The observations record the concentration, thickness, snow cover, floe size and topography of the pack ice along the ship’s path. The topography data is used in a simple model calculation of ridge topography to calculate the approximate contribution of ridged ice to the overall thickness.  An estimate of the characteristics of the three “dominant” ice types at the time of the observation provide information on the distribution of ice types and thickness within the pack, as well as the nature of open water areas.

The figures below show two distinct sea ice regimes along the transect from the ice edge to the ISPOL floe. These areas are separated by an area of lower ice concentration between approximately 40-45W.  The thicker multi-year ice was found to the west of 68S, 45W, which also had a significantly thicker snow cover.  At the time of each observation three photographs were also taken (looking to port, ahead and starboard) and this html document presents these images together with the hourly data for each day. The data provide a quantified, if approximate, account of ice conditions encountered along the ship’s track and may be useful across many disciplines. Of course, the observations were also continued after we left the ice station on 2nd January, until we reached the ice edge.

Volunteers from numerous scientific groups onboard ‘R/V Polarstern’ assisted with the observations, which are available to all ISPOL participants on the intranet and via the AWI web site after the voyage.  Additionally, the full ASPeCt data set is available to the scientific community by contacting Dr Anthony Worby at

Figures 1 and 2. Ice concentration and total ice thickness (excluding the open water fraction) along the transect from the ice edge to the ISPOL floe location.

*ASPeCt is a project within the Scientific Committee on Antarctic Research (SCAR). For further information, or a copy of the CD-ROM “Observing Antarctic Sea Ice”, contact: Dr Anthony Worby, Australian Antarctic Division, Channel Hwy, Kingston Tasmania 7050, Australia

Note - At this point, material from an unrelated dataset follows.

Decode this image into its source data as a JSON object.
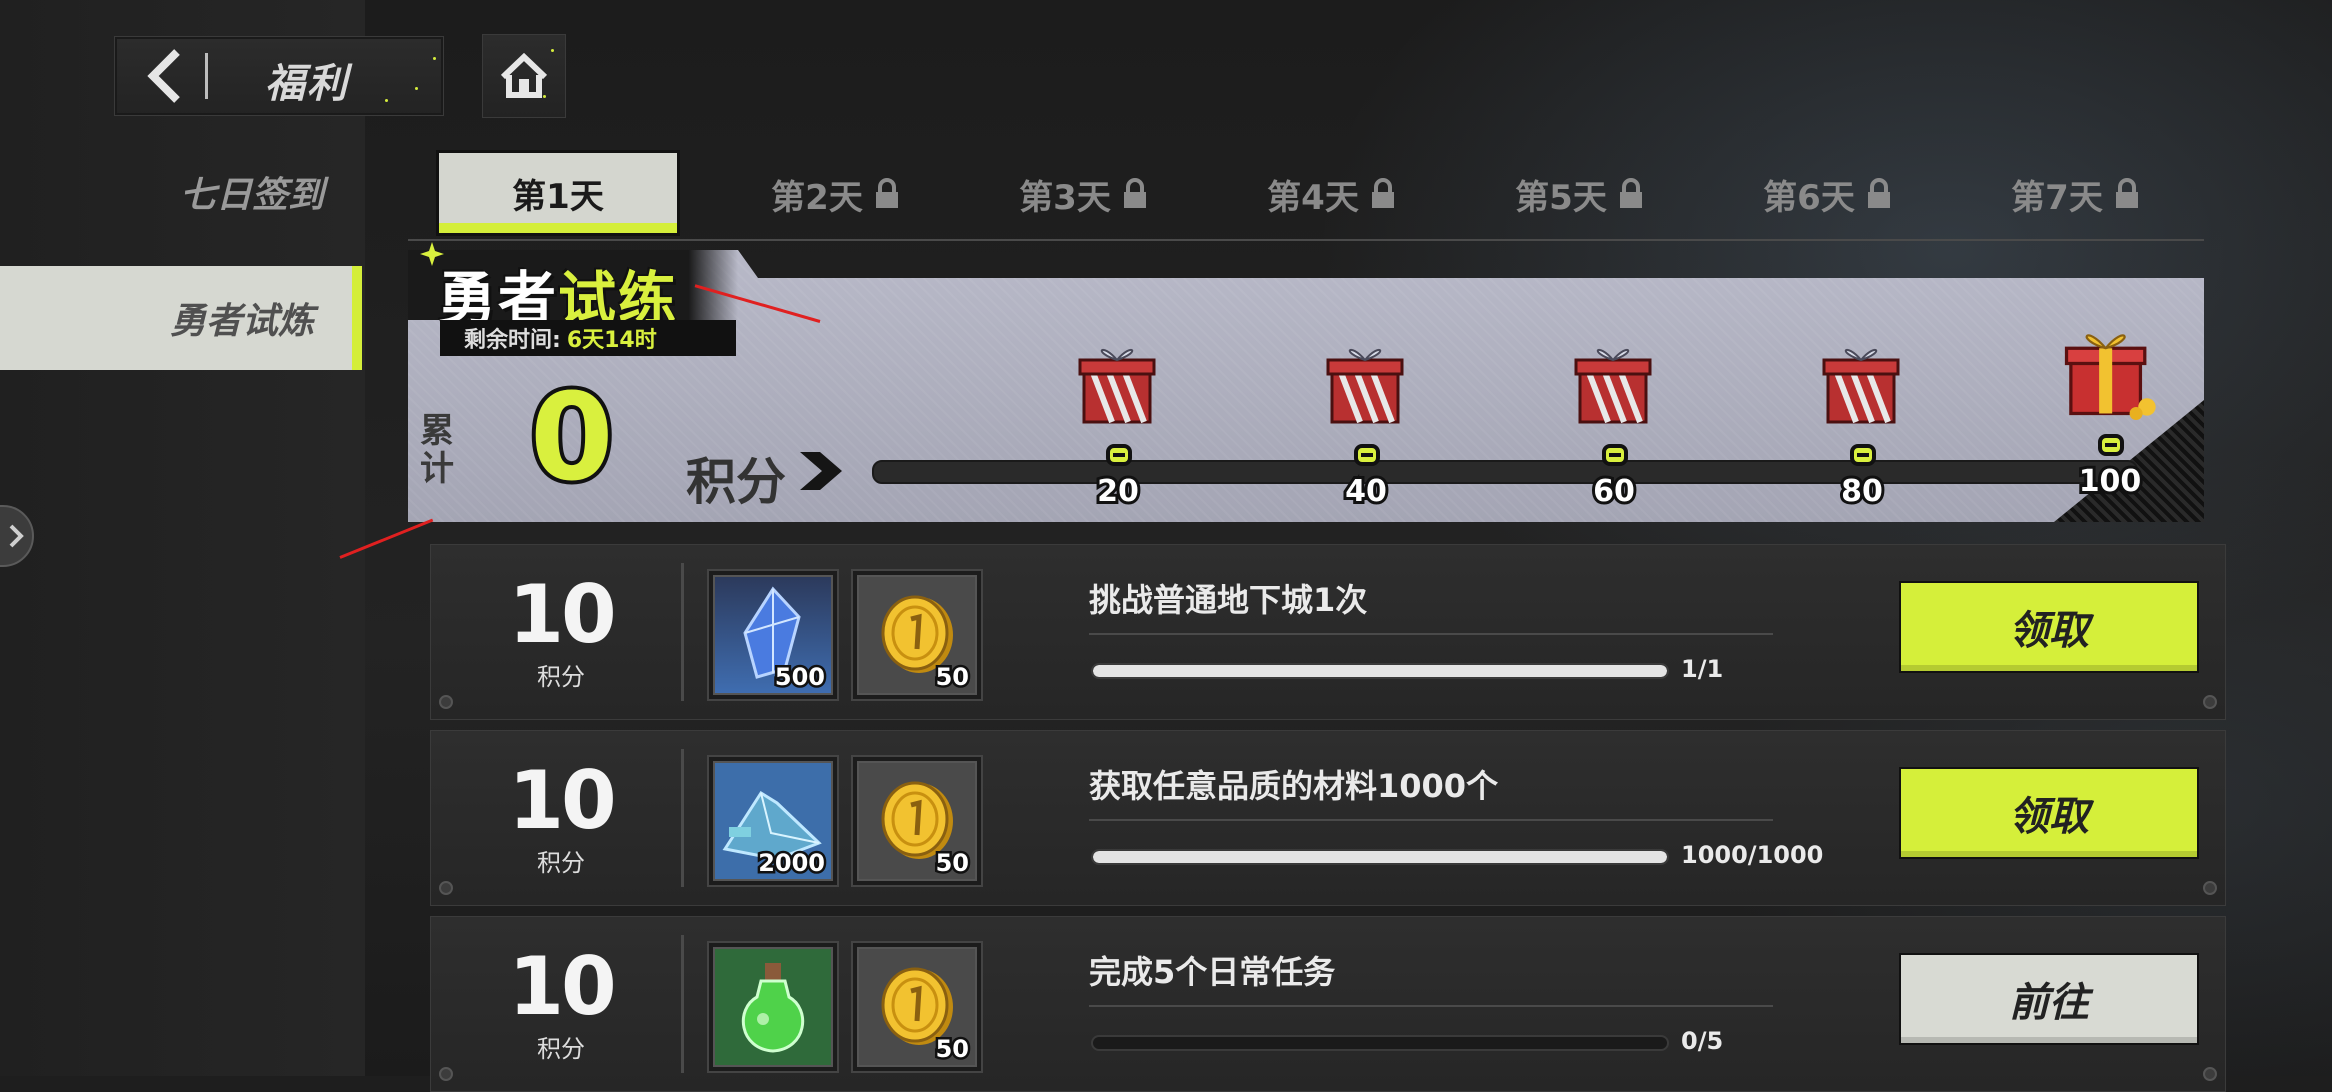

for information about ice codes, etc. please read THIS

Nov 2004


Jan 2005

pages compiled by: Sascha Willmes, Uni Trier / AWI